* _Task details_
Please give every entry again, exactly as it reads.

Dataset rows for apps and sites
------

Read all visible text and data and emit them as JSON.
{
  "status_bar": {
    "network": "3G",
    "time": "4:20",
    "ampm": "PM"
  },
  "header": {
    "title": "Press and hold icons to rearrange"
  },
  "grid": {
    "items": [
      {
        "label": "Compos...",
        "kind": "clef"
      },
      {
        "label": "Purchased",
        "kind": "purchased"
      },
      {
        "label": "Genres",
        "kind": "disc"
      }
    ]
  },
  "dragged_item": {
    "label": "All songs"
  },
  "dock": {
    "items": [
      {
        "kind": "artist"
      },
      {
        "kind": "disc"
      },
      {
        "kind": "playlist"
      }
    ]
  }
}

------

* _Written solution_
Read all visible text and data and emit them as JSON.
{
  "status_bar": {
    "network": "3G",
    "time": "4:20",
    "ampm": "PM"
  },
  "header": {
    "title": "Press and hold icons to rearrange"
  },
  "grid": {
    "items": [
      {
        "label": "Compos...",
        "kind": "clef"
      },
      {
        "label": "Purchased",
        "kind": "purchased"
      },
      {
        "label": "Genres",
        "kind": "disc"
      }
    ]
  },
  "dragged_item": {
    "label": "All songs"
  },
  "dock": {
    "items": [
      {
        "kind": "artist"
      },
      {
        "kind": "disc"
      },
      {
        "kind": "playlist"
      }
    ]
  }
}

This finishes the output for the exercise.